§ **Page and application data records**
>>>>

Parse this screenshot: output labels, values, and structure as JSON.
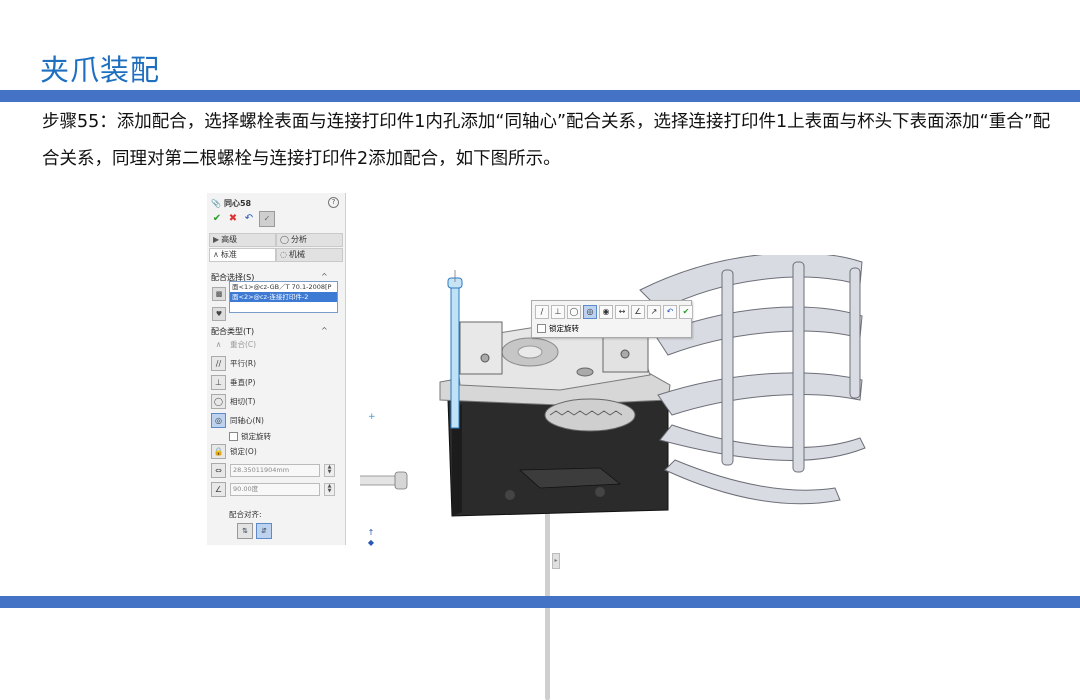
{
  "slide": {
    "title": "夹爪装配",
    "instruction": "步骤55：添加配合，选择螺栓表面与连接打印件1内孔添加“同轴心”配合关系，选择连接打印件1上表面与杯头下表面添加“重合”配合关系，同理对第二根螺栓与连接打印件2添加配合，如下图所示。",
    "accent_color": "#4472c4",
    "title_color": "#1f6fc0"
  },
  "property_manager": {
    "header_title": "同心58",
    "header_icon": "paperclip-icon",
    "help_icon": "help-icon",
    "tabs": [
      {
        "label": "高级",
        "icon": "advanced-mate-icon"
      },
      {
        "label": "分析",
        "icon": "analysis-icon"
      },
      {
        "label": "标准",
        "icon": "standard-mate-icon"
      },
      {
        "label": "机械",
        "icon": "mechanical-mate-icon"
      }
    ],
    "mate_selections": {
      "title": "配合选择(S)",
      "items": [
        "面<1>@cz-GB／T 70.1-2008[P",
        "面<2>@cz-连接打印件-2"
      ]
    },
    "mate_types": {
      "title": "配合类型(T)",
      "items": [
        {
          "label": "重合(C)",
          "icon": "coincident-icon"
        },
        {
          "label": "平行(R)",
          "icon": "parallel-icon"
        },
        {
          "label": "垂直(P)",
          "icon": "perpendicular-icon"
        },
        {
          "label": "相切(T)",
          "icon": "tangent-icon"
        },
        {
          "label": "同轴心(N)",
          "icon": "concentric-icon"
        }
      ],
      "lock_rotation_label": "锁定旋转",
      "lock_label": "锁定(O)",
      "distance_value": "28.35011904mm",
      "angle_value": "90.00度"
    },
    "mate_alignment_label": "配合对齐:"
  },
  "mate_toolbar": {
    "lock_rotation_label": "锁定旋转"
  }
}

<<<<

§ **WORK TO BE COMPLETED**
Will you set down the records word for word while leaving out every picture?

§ **RESULT OF THIS EXERCISE**
Parse this screenshot: output labels, values, and structure as JSON.
{
  "slide": {
    "title": "夹爪装配",
    "instruction": "步骤55：添加配合，选择螺栓表面与连接打印件1内孔添加“同轴心”配合关系，选择连接打印件1上表面与杯头下表面添加“重合”配合关系，同理对第二根螺栓与连接打印件2添加配合，如下图所示。",
    "accent_color": "#4472c4",
    "title_color": "#1f6fc0"
  },
  "property_manager": {
    "header_title": "同心58",
    "header_icon": "paperclip-icon",
    "help_icon": "help-icon",
    "tabs": [
      {
        "label": "高级",
        "icon": "advanced-mate-icon"
      },
      {
        "label": "分析",
        "icon": "analysis-icon"
      },
      {
        "label": "标准",
        "icon": "standard-mate-icon"
      },
      {
        "label": "机械",
        "icon": "mechanical-mate-icon"
      }
    ],
    "mate_selections": {
      "title": "配合选择(S)",
      "items": [
        "面<1>@cz-GB／T 70.1-2008[P",
        "面<2>@cz-连接打印件-2"
      ]
    },
    "mate_types": {
      "title": "配合类型(T)",
      "items": [
        {
          "label": "重合(C)",
          "icon": "coincident-icon"
        },
        {
          "label": "平行(R)",
          "icon": "parallel-icon"
        },
        {
          "label": "垂直(P)",
          "icon": "perpendicular-icon"
        },
        {
          "label": "相切(T)",
          "icon": "tangent-icon"
        },
        {
          "label": "同轴心(N)",
          "icon": "concentric-icon"
        }
      ],
      "lock_rotation_label": "锁定旋转",
      "lock_label": "锁定(O)",
      "distance_value": "28.35011904mm",
      "angle_value": "90.00度"
    },
    "mate_alignment_label": "配合对齐:"
  },
  "mate_toolbar": {
    "lock_rotation_label": "锁定旋转"
  }
}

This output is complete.